> _What you are asked to do_
For the string "Latency", search the entries below and copy every line where it appears.

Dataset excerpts
————————
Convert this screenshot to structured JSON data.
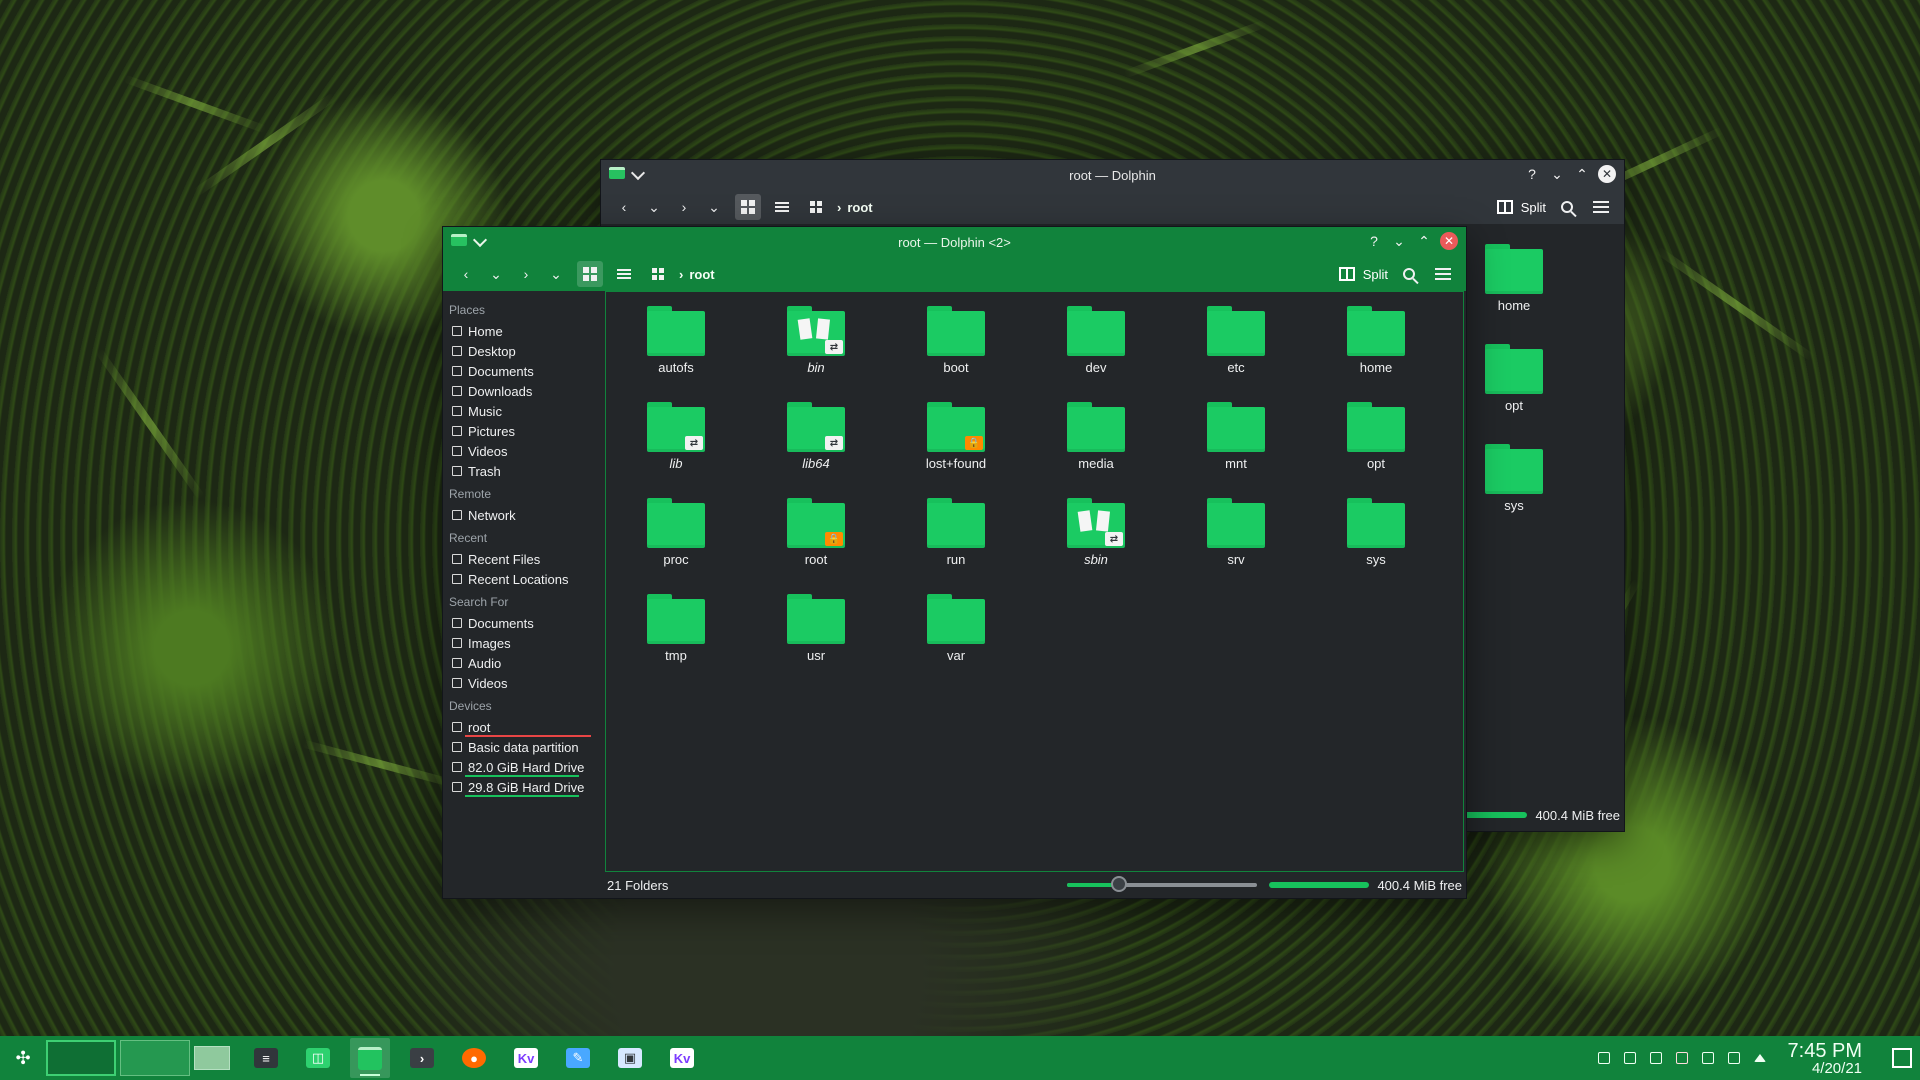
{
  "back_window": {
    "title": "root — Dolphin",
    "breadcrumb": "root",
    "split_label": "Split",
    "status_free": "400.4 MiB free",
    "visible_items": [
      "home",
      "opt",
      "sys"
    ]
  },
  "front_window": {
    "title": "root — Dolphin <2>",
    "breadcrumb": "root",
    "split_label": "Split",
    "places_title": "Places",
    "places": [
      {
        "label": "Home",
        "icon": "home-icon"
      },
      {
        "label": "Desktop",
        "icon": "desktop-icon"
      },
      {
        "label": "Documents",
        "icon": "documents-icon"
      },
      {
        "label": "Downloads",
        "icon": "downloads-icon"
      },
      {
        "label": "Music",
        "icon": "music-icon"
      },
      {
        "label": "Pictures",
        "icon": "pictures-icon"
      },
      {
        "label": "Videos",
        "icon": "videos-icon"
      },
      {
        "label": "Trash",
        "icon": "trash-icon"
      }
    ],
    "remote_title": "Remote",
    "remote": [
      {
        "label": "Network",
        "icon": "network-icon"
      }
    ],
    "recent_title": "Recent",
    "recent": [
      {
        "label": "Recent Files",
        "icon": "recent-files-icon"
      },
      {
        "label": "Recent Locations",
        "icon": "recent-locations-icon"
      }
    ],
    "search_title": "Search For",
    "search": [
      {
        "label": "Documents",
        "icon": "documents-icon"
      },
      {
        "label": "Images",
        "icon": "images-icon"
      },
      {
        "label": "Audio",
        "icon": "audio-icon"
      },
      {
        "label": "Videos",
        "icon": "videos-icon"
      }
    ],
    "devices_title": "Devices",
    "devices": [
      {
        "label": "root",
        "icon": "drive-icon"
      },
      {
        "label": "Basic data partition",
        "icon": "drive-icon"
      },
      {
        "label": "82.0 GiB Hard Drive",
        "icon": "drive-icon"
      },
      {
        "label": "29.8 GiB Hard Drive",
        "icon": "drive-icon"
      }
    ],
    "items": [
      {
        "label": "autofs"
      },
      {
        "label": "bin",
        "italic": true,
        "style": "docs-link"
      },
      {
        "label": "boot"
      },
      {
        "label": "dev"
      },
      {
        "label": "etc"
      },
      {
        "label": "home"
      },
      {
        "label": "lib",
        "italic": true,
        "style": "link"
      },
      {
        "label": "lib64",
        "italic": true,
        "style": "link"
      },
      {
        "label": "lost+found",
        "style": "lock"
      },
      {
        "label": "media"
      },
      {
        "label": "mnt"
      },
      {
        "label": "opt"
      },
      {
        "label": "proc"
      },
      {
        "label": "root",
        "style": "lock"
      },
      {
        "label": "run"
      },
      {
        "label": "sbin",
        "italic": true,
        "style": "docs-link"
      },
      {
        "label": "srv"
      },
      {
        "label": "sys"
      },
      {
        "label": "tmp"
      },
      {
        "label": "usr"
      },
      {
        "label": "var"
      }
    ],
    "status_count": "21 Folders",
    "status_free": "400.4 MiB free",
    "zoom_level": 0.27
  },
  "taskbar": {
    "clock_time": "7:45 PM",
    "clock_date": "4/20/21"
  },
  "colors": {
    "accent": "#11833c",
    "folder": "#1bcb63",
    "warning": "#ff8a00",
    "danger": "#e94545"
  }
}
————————
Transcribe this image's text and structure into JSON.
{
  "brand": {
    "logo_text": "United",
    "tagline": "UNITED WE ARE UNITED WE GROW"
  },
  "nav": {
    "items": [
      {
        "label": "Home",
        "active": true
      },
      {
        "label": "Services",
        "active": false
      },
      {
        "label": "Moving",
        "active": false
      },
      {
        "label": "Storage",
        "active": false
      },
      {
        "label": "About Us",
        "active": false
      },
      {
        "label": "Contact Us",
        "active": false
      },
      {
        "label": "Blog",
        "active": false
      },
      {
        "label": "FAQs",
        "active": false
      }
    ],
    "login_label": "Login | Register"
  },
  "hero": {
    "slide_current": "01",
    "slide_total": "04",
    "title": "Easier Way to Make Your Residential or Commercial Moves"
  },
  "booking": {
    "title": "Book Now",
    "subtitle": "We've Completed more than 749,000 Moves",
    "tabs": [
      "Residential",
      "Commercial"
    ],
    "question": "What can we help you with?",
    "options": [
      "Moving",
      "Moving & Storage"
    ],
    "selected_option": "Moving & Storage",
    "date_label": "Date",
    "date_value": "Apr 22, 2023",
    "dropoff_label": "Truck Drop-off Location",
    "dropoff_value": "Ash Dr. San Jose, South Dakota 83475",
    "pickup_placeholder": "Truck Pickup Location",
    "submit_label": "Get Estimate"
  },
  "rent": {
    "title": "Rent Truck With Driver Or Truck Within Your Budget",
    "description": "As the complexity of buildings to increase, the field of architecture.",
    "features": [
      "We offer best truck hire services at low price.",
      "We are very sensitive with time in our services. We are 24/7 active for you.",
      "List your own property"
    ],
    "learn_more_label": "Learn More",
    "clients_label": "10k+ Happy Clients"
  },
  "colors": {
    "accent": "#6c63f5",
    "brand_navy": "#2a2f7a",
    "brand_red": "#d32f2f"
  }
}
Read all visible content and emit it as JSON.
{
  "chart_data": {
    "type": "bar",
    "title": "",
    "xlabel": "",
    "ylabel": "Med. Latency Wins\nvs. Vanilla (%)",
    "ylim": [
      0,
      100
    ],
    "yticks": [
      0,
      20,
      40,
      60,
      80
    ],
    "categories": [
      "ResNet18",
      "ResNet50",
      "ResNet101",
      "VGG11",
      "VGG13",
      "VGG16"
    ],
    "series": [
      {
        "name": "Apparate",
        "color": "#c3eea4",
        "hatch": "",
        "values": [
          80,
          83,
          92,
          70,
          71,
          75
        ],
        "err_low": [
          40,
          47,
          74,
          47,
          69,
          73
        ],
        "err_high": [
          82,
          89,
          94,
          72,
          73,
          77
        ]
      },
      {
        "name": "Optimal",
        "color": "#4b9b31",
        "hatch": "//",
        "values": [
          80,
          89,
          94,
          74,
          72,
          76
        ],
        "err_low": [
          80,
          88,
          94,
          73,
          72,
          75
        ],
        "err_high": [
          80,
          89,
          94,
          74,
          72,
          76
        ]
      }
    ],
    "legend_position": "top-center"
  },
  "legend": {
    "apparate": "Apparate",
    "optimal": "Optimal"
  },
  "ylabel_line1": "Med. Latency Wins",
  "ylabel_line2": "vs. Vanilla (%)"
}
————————
> _Solved exercise_
    "ylabel": "Med. Latency Wins\nvs. Vanilla (%)",
  "ylabel_line1": "Med. Latency Wins",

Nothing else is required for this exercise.